**Task instructions**
Copy out each entry precisely; no image belongs in the result.

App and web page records

= Beginning of Section =

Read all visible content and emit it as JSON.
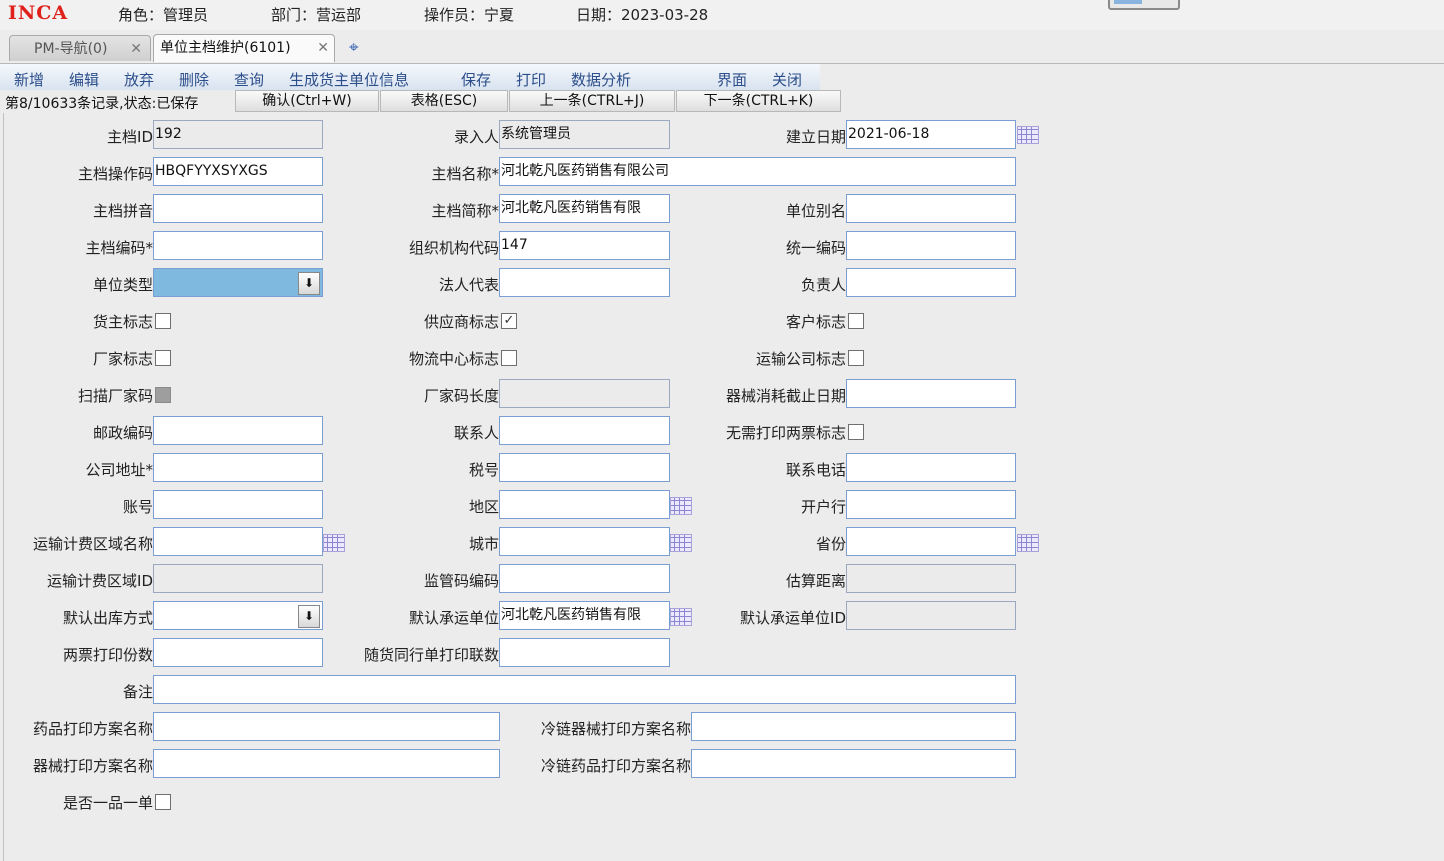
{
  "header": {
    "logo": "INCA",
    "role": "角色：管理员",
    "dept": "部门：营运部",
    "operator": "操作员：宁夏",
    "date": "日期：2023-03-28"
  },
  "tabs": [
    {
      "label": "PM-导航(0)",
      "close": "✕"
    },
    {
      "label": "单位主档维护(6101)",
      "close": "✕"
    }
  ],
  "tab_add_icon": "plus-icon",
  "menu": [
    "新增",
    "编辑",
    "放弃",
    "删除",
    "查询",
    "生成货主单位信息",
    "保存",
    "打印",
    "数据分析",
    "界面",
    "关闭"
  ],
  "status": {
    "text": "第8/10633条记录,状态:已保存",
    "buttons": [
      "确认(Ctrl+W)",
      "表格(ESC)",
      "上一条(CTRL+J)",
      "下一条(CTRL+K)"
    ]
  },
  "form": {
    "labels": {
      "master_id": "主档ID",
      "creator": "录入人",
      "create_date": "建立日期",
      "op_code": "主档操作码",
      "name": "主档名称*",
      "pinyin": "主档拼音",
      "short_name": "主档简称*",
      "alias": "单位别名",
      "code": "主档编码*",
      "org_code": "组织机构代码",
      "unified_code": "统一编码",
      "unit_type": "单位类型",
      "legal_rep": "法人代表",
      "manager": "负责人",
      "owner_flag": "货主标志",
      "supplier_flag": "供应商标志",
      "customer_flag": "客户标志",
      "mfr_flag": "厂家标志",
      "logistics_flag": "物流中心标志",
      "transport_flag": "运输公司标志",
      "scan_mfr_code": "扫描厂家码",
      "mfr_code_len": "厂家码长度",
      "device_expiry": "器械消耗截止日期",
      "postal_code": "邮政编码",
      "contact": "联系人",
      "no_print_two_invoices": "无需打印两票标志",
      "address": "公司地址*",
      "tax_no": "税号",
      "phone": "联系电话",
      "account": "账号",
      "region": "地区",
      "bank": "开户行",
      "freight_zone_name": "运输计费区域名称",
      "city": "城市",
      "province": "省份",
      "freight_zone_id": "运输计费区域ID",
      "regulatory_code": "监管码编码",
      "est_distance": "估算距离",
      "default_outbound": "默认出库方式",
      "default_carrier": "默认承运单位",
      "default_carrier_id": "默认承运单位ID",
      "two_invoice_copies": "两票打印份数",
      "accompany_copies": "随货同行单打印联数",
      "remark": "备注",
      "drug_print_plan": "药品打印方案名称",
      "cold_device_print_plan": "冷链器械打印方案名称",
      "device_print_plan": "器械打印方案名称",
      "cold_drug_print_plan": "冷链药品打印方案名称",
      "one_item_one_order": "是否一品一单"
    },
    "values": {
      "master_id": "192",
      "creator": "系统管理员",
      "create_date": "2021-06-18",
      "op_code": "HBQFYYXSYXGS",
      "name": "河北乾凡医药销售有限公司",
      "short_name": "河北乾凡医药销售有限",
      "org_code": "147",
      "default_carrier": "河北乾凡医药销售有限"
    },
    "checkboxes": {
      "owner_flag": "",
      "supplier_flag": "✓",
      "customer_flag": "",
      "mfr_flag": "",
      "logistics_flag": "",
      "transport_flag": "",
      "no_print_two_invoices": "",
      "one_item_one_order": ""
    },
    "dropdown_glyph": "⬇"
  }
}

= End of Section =

**Exercise output**
Read all visible content and emit it as JSON.
{
  "header": {
    "logo": "INCA",
    "role": "角色：管理员",
    "dept": "部门：营运部",
    "operator": "操作员：宁夏",
    "date": "日期：2023-03-28"
  },
  "tabs": [
    {
      "label": "PM-导航(0)",
      "close": "✕"
    },
    {
      "label": "单位主档维护(6101)",
      "close": "✕"
    }
  ],
  "tab_add_icon": "plus-icon",
  "menu": [
    "新增",
    "编辑",
    "放弃",
    "删除",
    "查询",
    "生成货主单位信息",
    "保存",
    "打印",
    "数据分析",
    "界面",
    "关闭"
  ],
  "status": {
    "text": "第8/10633条记录,状态:已保存",
    "buttons": [
      "确认(Ctrl+W)",
      "表格(ESC)",
      "上一条(CTRL+J)",
      "下一条(CTRL+K)"
    ]
  },
  "form": {
    "labels": {
      "master_id": "主档ID",
      "creator": "录入人",
      "create_date": "建立日期",
      "op_code": "主档操作码",
      "name": "主档名称*",
      "pinyin": "主档拼音",
      "short_name": "主档简称*",
      "alias": "单位别名",
      "code": "主档编码*",
      "org_code": "组织机构代码",
      "unified_code": "统一编码",
      "unit_type": "单位类型",
      "legal_rep": "法人代表",
      "manager": "负责人",
      "owner_flag": "货主标志",
      "supplier_flag": "供应商标志",
      "customer_flag": "客户标志",
      "mfr_flag": "厂家标志",
      "logistics_flag": "物流中心标志",
      "transport_flag": "运输公司标志",
      "scan_mfr_code": "扫描厂家码",
      "mfr_code_len": "厂家码长度",
      "device_expiry": "器械消耗截止日期",
      "postal_code": "邮政编码",
      "contact": "联系人",
      "no_print_two_invoices": "无需打印两票标志",
      "address": "公司地址*",
      "tax_no": "税号",
      "phone": "联系电话",
      "account": "账号",
      "region": "地区",
      "bank": "开户行",
      "freight_zone_name": "运输计费区域名称",
      "city": "城市",
      "province": "省份",
      "freight_zone_id": "运输计费区域ID",
      "regulatory_code": "监管码编码",
      "est_distance": "估算距离",
      "default_outbound": "默认出库方式",
      "default_carrier": "默认承运单位",
      "default_carrier_id": "默认承运单位ID",
      "two_invoice_copies": "两票打印份数",
      "accompany_copies": "随货同行单打印联数",
      "remark": "备注",
      "drug_print_plan": "药品打印方案名称",
      "cold_device_print_plan": "冷链器械打印方案名称",
      "device_print_plan": "器械打印方案名称",
      "cold_drug_print_plan": "冷链药品打印方案名称",
      "one_item_one_order": "是否一品一单"
    },
    "values": {
      "master_id": "192",
      "creator": "系统管理员",
      "create_date": "2021-06-18",
      "op_code": "HBQFYYXSYXGS",
      "name": "河北乾凡医药销售有限公司",
      "short_name": "河北乾凡医药销售有限",
      "org_code": "147",
      "default_carrier": "河北乾凡医药销售有限"
    },
    "checkboxes": {
      "owner_flag": "",
      "supplier_flag": "✓",
      "customer_flag": "",
      "mfr_flag": "",
      "logistics_flag": "",
      "transport_flag": "",
      "no_print_two_invoices": "",
      "one_item_one_order": ""
    },
    "dropdown_glyph": "⬇"
  }
}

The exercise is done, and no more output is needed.